*WORK INSTRUCTION*
Retype the records in full, exactly as they stand.

*DATA TO USE*
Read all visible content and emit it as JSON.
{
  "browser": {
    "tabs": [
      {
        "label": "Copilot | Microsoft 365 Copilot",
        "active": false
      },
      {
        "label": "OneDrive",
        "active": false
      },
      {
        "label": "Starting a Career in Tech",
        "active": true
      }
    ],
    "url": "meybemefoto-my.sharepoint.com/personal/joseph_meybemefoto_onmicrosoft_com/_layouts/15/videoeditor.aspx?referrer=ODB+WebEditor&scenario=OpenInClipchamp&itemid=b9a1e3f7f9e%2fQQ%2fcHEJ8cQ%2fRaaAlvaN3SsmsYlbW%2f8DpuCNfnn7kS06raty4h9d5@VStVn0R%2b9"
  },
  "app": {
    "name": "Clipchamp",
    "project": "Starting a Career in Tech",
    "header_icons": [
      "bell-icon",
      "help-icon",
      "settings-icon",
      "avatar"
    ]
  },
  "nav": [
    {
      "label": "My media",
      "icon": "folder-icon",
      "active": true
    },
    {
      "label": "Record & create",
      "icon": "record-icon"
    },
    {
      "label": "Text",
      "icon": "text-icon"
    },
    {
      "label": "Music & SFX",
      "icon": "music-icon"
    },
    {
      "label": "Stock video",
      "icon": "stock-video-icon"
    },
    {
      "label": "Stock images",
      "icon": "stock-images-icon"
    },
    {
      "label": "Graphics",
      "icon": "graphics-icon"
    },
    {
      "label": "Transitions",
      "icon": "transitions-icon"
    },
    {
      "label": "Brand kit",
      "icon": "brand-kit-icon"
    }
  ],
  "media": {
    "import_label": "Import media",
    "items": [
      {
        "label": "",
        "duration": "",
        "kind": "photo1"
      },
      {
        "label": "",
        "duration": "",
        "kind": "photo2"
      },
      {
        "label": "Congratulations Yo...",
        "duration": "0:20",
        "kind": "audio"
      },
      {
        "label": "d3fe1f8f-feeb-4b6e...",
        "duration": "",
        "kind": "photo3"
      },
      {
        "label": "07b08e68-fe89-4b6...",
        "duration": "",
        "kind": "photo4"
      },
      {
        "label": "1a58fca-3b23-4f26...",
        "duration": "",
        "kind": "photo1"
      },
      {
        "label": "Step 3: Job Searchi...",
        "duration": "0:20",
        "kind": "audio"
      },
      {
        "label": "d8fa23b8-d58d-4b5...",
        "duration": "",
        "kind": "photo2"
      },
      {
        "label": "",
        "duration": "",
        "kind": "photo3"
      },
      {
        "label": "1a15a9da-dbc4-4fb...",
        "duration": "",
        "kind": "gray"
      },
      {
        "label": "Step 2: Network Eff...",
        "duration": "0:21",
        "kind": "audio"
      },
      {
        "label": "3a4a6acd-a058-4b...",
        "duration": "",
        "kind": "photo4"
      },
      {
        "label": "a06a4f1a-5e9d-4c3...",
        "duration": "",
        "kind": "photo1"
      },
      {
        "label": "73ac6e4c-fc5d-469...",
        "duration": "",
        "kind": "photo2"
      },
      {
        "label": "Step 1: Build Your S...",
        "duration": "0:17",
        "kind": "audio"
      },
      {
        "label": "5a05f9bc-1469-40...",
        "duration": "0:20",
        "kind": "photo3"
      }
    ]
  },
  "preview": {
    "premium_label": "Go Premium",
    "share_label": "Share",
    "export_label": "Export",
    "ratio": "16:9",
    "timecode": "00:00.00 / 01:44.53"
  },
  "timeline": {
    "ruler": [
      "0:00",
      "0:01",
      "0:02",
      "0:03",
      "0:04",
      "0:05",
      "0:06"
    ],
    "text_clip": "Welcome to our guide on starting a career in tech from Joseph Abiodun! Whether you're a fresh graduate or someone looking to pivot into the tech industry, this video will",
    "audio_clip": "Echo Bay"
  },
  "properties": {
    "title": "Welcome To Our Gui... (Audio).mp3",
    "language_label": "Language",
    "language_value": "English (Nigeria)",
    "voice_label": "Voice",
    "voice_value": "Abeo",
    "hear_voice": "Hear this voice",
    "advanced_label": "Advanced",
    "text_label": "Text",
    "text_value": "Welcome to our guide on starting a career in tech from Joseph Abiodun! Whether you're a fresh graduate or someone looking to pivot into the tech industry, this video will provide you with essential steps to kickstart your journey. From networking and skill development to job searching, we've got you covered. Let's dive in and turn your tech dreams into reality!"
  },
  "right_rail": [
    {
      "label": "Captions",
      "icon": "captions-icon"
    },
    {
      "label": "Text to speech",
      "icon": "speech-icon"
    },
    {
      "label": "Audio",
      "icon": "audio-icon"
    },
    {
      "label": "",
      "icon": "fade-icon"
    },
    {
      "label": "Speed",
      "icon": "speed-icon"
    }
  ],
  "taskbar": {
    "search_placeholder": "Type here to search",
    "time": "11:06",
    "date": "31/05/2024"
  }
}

*TASK RESULT*
Read all visible content and emit it as JSON.
{
  "browser": {
    "tabs": [
      {
        "label": "Copilot | Microsoft 365 Copilot",
        "active": false
      },
      {
        "label": "OneDrive",
        "active": false
      },
      {
        "label": "Starting a Career in Tech",
        "active": true
      }
    ],
    "url": "meybemefoto-my.sharepoint.com/personal/joseph_meybemefoto_onmicrosoft_com/_layouts/15/videoeditor.aspx?referrer=ODB+WebEditor&scenario=OpenInClipchamp&itemid=b9a1e3f7f9e%2fQQ%2fcHEJ8cQ%2fRaaAlvaN3SsmsYlbW%2f8DpuCNfnn7kS06raty4h9d5@VStVn0R%2b9"
  },
  "app": {
    "name": "Clipchamp",
    "project": "Starting a Career in Tech",
    "header_icons": [
      "bell-icon",
      "help-icon",
      "settings-icon",
      "avatar"
    ]
  },
  "nav": [
    {
      "label": "My media",
      "icon": "folder-icon",
      "active": true
    },
    {
      "label": "Record & create",
      "icon": "record-icon"
    },
    {
      "label": "Text",
      "icon": "text-icon"
    },
    {
      "label": "Music & SFX",
      "icon": "music-icon"
    },
    {
      "label": "Stock video",
      "icon": "stock-video-icon"
    },
    {
      "label": "Stock images",
      "icon": "stock-images-icon"
    },
    {
      "label": "Graphics",
      "icon": "graphics-icon"
    },
    {
      "label": "Transitions",
      "icon": "transitions-icon"
    },
    {
      "label": "Brand kit",
      "icon": "brand-kit-icon"
    }
  ],
  "media": {
    "import_label": "Import media",
    "items": [
      {
        "label": "",
        "duration": "",
        "kind": "photo1"
      },
      {
        "label": "",
        "duration": "",
        "kind": "photo2"
      },
      {
        "label": "Congratulations Yo...",
        "duration": "0:20",
        "kind": "audio"
      },
      {
        "label": "d3fe1f8f-feeb-4b6e...",
        "duration": "",
        "kind": "photo3"
      },
      {
        "label": "07b08e68-fe89-4b6...",
        "duration": "",
        "kind": "photo4"
      },
      {
        "label": "1a58fca-3b23-4f26...",
        "duration": "",
        "kind": "photo1"
      },
      {
        "label": "Step 3: Job Searchi...",
        "duration": "0:20",
        "kind": "audio"
      },
      {
        "label": "d8fa23b8-d58d-4b5...",
        "duration": "",
        "kind": "photo2"
      },
      {
        "label": "",
        "duration": "",
        "kind": "photo3"
      },
      {
        "label": "1a15a9da-dbc4-4fb...",
        "duration": "",
        "kind": "gray"
      },
      {
        "label": "Step 2: Network Eff...",
        "duration": "0:21",
        "kind": "audio"
      },
      {
        "label": "3a4a6acd-a058-4b...",
        "duration": "",
        "kind": "photo4"
      },
      {
        "label": "a06a4f1a-5e9d-4c3...",
        "duration": "",
        "kind": "photo1"
      },
      {
        "label": "73ac6e4c-fc5d-469...",
        "duration": "",
        "kind": "photo2"
      },
      {
        "label": "Step 1: Build Your S...",
        "duration": "0:17",
        "kind": "audio"
      },
      {
        "label": "5a05f9bc-1469-40...",
        "duration": "0:20",
        "kind": "photo3"
      }
    ]
  },
  "preview": {
    "premium_label": "Go Premium",
    "share_label": "Share",
    "export_label": "Export",
    "ratio": "16:9",
    "timecode": "00:00.00 / 01:44.53"
  },
  "timeline": {
    "ruler": [
      "0:00",
      "0:01",
      "0:02",
      "0:03",
      "0:04",
      "0:05",
      "0:06"
    ],
    "text_clip": "Welcome to our guide on starting a career in tech from Joseph Abiodun! Whether you're a fresh graduate or someone looking to pivot into the tech industry, this video will",
    "audio_clip": "Echo Bay"
  },
  "properties": {
    "title": "Welcome To Our Gui... (Audio).mp3",
    "language_label": "Language",
    "language_value": "English (Nigeria)",
    "voice_label": "Voice",
    "voice_value": "Abeo",
    "hear_voice": "Hear this voice",
    "advanced_label": "Advanced",
    "text_label": "Text",
    "text_value": "Welcome to our guide on starting a career in tech from Joseph Abiodun! Whether you're a fresh graduate or someone looking to pivot into the tech industry, this video will provide you with essential steps to kickstart your journey. From networking and skill development to job searching, we've got you covered. Let's dive in and turn your tech dreams into reality!"
  },
  "right_rail": [
    {
      "label": "Captions",
      "icon": "captions-icon"
    },
    {
      "label": "Text to speech",
      "icon": "speech-icon"
    },
    {
      "label": "Audio",
      "icon": "audio-icon"
    },
    {
      "label": "",
      "icon": "fade-icon"
    },
    {
      "label": "Speed",
      "icon": "speed-icon"
    }
  ],
  "taskbar": {
    "search_placeholder": "Type here to search",
    "time": "11:06",
    "date": "31/05/2024"
  }
}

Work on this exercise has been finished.